Surfactant dysfunction that occurs during acute lung injury is associated with alterations in phospholipid, total protein, and surfactant apoprotein content. The functional importance of these changes was examined by characterizing the biophysical properties and biochemical composition of lung surfactant from endotoxin-treated guinea pigs (LPS) with acute lung injury. Static and dynamic lung compliance significantly decreased following endotoxin exposure. Lavage fluid demonstrated a neutrophil predominance, and tissue histopathology revealed inflammation consistent with acute lung injury. LPS surfactant isolated by ultracentrifugation had minimum surface tensions of 21 dynes/cm compared to 2 dynes/cm among control samples. Biochemical abnormalities in LPS surfactant included increased total protein, decreased phosphatidylcholine, and increased sphingomyelin, phosphatidylethanolamine, and lysophosphatidylcholine. The addition to normal guinea pig surfactant of butanol extracts precipitated from lavage fluid of LPS animals and containing known amounts of protein caused elevations in minimum surface tensions to ≤20 dynes/cm at protein to phospholipid ratios equivalent to those observed in LPS surfactant pellets. Addition of equal amounts of precipitate isolated from control animals had no effect on interfacial properties. Furthermore, addition of lysophosphatidylcholine and sphingomyelin to normal surfactant to simulate composition changes observed in LPS surfactant had minimal effect on surface film behavior. The results support the hypothesis that aqueous soluble inhibitors of surfactant are generated within the alveolar compartment during acute inflammation, and that surfactant dysfunction cannot be accounted for on the basis of phospholipid composition changes.

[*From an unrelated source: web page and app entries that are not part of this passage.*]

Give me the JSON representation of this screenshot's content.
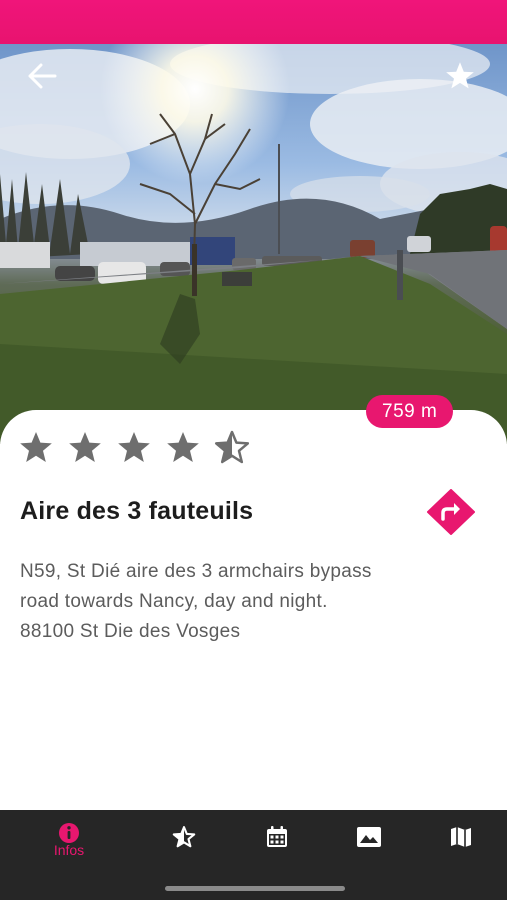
{
  "header": {
    "back_icon": "arrow-left-icon",
    "favorite_icon": "star-icon"
  },
  "place": {
    "distance": "759 m",
    "rating": 4.5,
    "rating_max": 5,
    "name": "Aire des 3 fauteuils",
    "description_lines": [
      "N59, St Dié aire des 3 armchairs bypass",
      "road towards Nancy, day and night.",
      "88100 St Die des Vosges"
    ],
    "directions_icon": "directions-icon"
  },
  "bottom_nav": {
    "items": [
      {
        "icon": "info-icon",
        "label": "Infos",
        "active": true
      },
      {
        "icon": "star-half-icon",
        "label": "",
        "active": false
      },
      {
        "icon": "calendar-icon",
        "label": "",
        "active": false
      },
      {
        "icon": "image-icon",
        "label": "",
        "active": false
      },
      {
        "icon": "map-icon",
        "label": "",
        "active": false
      }
    ]
  },
  "colors": {
    "accent": "#e8176f",
    "nav_background": "#262626",
    "star": "#6e6e6e",
    "title": "#1d1d1d",
    "body_text": "#5c5c5c"
  }
}
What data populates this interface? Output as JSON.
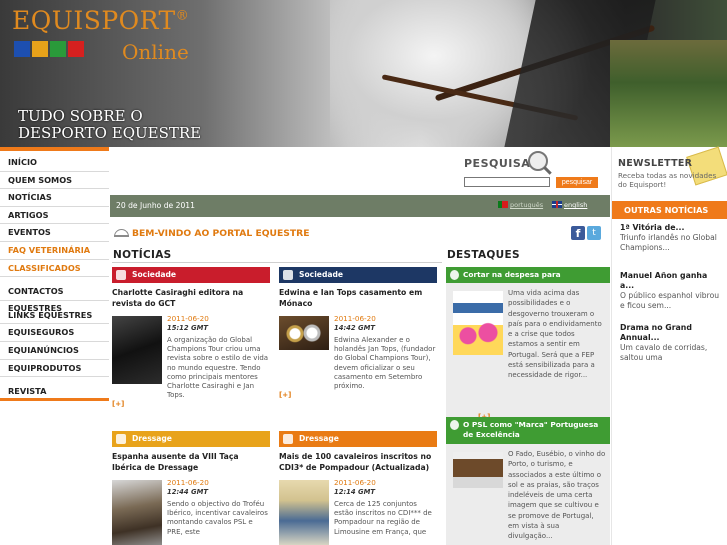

All Science Journal Classification (ASJC) codes
- Molecular Biology
- Pulmonary and Respiratory Medicine
- Clinical Biochemistry